Will you quote only the lines starting at the one that contains "Transcribe this image's" and ending with the last line of the listing below, inclusive?
□ □ □ □
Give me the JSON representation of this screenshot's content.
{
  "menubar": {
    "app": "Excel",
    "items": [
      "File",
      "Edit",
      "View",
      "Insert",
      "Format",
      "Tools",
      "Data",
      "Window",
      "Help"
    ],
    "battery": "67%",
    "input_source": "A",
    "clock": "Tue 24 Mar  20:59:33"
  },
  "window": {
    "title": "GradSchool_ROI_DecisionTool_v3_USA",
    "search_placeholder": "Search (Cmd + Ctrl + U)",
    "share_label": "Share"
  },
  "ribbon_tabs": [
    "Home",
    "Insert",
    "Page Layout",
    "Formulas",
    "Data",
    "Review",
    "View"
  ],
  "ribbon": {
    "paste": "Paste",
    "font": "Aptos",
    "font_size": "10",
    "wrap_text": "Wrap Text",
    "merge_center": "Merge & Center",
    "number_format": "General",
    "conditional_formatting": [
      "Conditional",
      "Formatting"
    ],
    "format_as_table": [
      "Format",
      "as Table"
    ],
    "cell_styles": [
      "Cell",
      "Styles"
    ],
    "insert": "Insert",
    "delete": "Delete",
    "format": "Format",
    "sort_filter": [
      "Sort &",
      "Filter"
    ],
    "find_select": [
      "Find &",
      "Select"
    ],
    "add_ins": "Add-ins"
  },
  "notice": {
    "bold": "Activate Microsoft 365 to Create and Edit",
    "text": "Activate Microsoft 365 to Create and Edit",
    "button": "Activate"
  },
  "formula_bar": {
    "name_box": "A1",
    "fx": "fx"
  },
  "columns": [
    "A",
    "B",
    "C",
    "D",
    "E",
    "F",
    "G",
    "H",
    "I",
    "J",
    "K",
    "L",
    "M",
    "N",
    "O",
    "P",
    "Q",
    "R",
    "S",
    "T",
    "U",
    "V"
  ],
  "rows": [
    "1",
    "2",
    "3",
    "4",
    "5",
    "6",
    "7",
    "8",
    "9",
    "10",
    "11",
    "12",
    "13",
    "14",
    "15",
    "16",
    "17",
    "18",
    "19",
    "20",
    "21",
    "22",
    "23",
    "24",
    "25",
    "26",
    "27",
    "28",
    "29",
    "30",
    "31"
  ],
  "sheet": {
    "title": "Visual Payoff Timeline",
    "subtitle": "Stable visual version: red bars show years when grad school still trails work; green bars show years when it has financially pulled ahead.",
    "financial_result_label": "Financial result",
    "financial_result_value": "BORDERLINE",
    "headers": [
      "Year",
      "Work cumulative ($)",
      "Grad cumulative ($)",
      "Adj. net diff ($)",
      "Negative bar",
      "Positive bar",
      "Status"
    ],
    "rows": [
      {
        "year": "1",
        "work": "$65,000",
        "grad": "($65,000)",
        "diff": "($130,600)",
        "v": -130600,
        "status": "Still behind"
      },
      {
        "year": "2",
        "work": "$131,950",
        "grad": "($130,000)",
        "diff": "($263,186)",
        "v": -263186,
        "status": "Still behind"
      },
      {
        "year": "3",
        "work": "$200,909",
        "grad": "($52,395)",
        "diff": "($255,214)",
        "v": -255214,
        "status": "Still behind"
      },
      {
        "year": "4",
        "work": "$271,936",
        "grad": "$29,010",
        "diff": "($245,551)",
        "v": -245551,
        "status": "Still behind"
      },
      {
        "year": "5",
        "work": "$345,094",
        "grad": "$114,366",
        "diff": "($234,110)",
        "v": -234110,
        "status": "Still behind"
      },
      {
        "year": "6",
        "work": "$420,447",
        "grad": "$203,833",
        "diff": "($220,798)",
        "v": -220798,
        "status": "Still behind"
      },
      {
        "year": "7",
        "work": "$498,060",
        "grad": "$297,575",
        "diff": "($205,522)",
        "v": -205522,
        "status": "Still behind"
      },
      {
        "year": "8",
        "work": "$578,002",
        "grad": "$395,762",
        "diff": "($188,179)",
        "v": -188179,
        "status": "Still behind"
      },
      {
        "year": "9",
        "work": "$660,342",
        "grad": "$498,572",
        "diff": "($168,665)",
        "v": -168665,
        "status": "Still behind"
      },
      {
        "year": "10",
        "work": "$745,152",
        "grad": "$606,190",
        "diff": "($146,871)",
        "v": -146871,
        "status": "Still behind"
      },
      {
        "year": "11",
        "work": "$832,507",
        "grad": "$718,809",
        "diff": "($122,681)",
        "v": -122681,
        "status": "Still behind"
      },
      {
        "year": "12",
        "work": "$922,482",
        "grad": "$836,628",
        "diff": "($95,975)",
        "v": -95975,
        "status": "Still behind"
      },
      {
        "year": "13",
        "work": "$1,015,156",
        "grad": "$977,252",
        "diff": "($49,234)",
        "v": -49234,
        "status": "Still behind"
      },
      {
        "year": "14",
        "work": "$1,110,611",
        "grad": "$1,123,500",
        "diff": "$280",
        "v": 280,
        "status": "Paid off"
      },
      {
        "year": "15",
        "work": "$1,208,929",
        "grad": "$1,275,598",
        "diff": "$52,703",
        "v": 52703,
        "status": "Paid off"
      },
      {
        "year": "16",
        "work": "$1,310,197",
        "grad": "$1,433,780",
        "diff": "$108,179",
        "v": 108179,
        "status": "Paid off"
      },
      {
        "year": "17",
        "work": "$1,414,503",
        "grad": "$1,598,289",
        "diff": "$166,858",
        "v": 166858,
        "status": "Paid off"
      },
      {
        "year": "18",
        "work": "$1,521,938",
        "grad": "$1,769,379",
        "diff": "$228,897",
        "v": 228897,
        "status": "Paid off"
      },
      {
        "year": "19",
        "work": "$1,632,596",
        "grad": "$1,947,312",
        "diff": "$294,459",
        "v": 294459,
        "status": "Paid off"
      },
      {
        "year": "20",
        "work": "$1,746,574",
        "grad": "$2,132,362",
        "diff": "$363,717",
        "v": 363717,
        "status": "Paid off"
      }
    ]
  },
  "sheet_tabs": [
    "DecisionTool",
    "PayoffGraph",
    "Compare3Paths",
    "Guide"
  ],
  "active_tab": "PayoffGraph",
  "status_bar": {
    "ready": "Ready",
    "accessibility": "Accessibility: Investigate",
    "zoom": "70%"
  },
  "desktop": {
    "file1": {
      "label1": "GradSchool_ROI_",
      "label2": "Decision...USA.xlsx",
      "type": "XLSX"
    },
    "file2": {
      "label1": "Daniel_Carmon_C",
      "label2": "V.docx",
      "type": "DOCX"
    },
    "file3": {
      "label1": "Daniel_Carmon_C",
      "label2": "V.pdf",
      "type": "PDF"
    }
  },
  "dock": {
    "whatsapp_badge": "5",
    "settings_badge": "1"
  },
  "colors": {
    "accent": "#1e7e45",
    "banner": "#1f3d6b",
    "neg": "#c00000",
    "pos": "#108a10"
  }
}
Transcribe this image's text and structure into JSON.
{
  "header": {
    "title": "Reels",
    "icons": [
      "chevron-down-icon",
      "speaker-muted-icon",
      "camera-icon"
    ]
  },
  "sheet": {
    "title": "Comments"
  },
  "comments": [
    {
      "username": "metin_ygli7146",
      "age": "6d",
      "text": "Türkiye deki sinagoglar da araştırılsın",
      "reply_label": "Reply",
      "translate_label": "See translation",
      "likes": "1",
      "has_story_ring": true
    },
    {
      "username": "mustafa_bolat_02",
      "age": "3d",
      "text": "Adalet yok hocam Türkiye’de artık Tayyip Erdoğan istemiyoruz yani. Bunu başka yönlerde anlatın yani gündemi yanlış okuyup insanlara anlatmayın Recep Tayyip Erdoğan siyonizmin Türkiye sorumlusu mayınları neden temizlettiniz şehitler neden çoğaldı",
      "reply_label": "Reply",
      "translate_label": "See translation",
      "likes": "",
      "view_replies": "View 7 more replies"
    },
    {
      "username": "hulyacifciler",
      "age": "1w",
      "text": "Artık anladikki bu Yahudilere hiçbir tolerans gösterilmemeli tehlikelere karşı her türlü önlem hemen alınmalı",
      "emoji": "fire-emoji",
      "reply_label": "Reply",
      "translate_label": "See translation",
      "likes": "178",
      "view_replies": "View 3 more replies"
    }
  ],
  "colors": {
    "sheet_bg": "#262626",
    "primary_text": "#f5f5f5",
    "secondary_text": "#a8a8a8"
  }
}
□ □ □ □
__Answer box__:
Transcribe this image's text and structure into JSON.
{
  "header": {
    "title": "Reels",
    "icons": [
      "chevron-down-icon",
      "speaker-muted-icon",
      "camera-icon"
    ]
  },
  "sheet": {
    "title": "Comments"
  },
  "comments": [
    {
      "username": "metin_ygli7146",
      "age": "6d",
      "text": "Türkiye deki sinagoglar da araştırılsın",
      "reply_label": "Reply",
      "translate_label": "See translation",
      "likes": "1",
      "has_story_ring": true
    },
    {
      "username": "mustafa_bolat_02",
      "age": "3d",
      "text": "Adalet yok hocam Türkiye’de artık Tayyip Erdoğan istemiyoruz yani. Bunu başka yönlerde anlatın yani gündemi yanlış okuyup insanlara anlatmayın Recep Tayyip Erdoğan siyonizmin Türkiye sorumlusu mayınları neden temizlettiniz şehitler neden çoğaldı",
      "reply_label": "Reply",
      "translate_label": "See translation",
      "likes": "",
      "view_replies": "View 7 more replies"
    },
    {
      "username": "hulyacifciler",
      "age": "1w",
      "text": "Artık anladikki bu Yahudilere hiçbir tolerans gösterilmemeli tehlikelere karşı her türlü önlem hemen alınmalı",
      "emoji": "fire-emoji",
      "reply_label": "Reply",
      "translate_label": "See translation",
      "likes": "178",
      "view_replies": "View 3 more replies"
    }
  ],
  "colors": {
    "sheet_bg": "#262626",
    "primary_text": "#f5f5f5",
    "secondary_text": "#a8a8a8"
  }
}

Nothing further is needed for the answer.